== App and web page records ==
····················
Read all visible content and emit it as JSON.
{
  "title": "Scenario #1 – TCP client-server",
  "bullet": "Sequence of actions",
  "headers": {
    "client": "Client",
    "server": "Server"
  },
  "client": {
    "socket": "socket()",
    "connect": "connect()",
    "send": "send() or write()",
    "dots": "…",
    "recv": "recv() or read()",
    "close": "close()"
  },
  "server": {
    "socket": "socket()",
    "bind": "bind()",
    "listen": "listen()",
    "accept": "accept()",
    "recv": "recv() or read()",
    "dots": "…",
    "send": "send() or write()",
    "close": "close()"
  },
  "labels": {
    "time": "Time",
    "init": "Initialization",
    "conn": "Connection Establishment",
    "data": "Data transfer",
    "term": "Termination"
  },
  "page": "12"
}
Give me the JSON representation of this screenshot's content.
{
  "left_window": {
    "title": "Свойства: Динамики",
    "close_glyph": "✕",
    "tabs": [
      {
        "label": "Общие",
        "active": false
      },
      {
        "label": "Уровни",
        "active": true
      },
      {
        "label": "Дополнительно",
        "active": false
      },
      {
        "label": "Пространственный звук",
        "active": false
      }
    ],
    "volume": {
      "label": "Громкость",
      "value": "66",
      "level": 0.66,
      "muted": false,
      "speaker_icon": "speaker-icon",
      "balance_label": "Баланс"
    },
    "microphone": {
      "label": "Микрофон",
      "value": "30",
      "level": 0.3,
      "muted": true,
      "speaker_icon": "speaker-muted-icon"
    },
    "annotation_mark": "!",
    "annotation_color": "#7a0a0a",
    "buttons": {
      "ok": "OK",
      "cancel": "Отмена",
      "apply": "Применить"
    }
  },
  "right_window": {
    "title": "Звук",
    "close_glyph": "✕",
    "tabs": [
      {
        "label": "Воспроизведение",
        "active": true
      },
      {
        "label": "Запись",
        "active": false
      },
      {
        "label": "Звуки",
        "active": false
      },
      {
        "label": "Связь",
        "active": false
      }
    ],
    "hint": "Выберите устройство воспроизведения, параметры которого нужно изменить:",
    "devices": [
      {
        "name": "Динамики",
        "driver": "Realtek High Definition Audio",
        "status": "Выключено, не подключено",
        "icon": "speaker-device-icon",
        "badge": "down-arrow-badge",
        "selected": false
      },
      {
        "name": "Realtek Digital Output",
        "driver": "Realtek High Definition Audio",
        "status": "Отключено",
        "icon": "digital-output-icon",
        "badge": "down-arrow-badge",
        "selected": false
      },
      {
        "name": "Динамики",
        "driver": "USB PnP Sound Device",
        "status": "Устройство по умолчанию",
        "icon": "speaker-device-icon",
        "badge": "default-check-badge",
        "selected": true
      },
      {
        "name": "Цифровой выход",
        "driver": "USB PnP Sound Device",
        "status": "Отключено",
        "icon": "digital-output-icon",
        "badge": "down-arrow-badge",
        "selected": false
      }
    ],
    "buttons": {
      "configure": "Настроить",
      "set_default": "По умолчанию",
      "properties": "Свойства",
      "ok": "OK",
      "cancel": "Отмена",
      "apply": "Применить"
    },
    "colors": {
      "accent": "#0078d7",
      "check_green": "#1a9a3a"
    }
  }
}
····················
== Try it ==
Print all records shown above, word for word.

== Answer to this task ==
Read all visible content and emit it as JSON.
{
  "title": "Scenario #1 – TCP client-server",
  "bullet": "Sequence of actions",
  "headers": {
    "client": "Client",
    "server": "Server"
  },
  "client": {
    "socket": "socket()",
    "connect": "connect()",
    "send": "send() or write()",
    "dots": "…",
    "recv": "recv() or read()",
    "close": "close()"
  },
  "server": {
    "socket": "socket()",
    "bind": "bind()",
    "listen": "listen()",
    "accept": "accept()",
    "recv": "recv() or read()",
    "dots": "…",
    "send": "send() or write()",
    "close": "close()"
  },
  "labels": {
    "time": "Time",
    "init": "Initialization",
    "conn": "Connection Establishment",
    "data": "Data transfer",
    "term": "Termination"
  },
  "page": "12"
}
Give me the JSON representation of this screenshot's content.
{
  "left_window": {
    "title": "Свойства: Динамики",
    "close_glyph": "✕",
    "tabs": [
      {
        "label": "Общие",
        "active": false
      },
      {
        "label": "Уровни",
        "active": true
      },
      {
        "label": "Дополнительно",
        "active": false
      },
      {
        "label": "Пространственный звук",
        "active": false
      }
    ],
    "volume": {
      "label": "Громкость",
      "value": "66",
      "level": 0.66,
      "muted": false,
      "speaker_icon": "speaker-icon",
      "balance_label": "Баланс"
    },
    "microphone": {
      "label": "Микрофон",
      "value": "30",
      "level": 0.3,
      "muted": true,
      "speaker_icon": "speaker-muted-icon"
    },
    "annotation_mark": "!",
    "annotation_color": "#7a0a0a",
    "buttons": {
      "ok": "OK",
      "cancel": "Отмена",
      "apply": "Применить"
    }
  },
  "right_window": {
    "title": "Звук",
    "close_glyph": "✕",
    "tabs": [
      {
        "label": "Воспроизведение",
        "active": true
      },
      {
        "label": "Запись",
        "active": false
      },
      {
        "label": "Звуки",
        "active": false
      },
      {
        "label": "Связь",
        "active": false
      }
    ],
    "hint": "Выберите устройство воспроизведения, параметры которого нужно изменить:",
    "devices": [
      {
        "name": "Динамики",
        "driver": "Realtek High Definition Audio",
        "status": "Выключено, не подключено",
        "icon": "speaker-device-icon",
        "badge": "down-arrow-badge",
        "selected": false
      },
      {
        "name": "Realtek Digital Output",
        "driver": "Realtek High Definition Audio",
        "status": "Отключено",
        "icon": "digital-output-icon",
        "badge": "down-arrow-badge",
        "selected": false
      },
      {
        "name": "Динамики",
        "driver": "USB PnP Sound Device",
        "status": "Устройство по умолчанию",
        "icon": "speaker-device-icon",
        "badge": "default-check-badge",
        "selected": true
      },
      {
        "name": "Цифровой выход",
        "driver": "USB PnP Sound Device",
        "status": "Отключено",
        "icon": "digital-output-icon",
        "badge": "down-arrow-badge",
        "selected": false
      }
    ],
    "buttons": {
      "configure": "Настроить",
      "set_default": "По умолчанию",
      "properties": "Свойства",
      "ok": "OK",
      "cancel": "Отмена",
      "apply": "Применить"
    },
    "colors": {
      "accent": "#0078d7",
      "check_green": "#1a9a3a"
    }
  }
}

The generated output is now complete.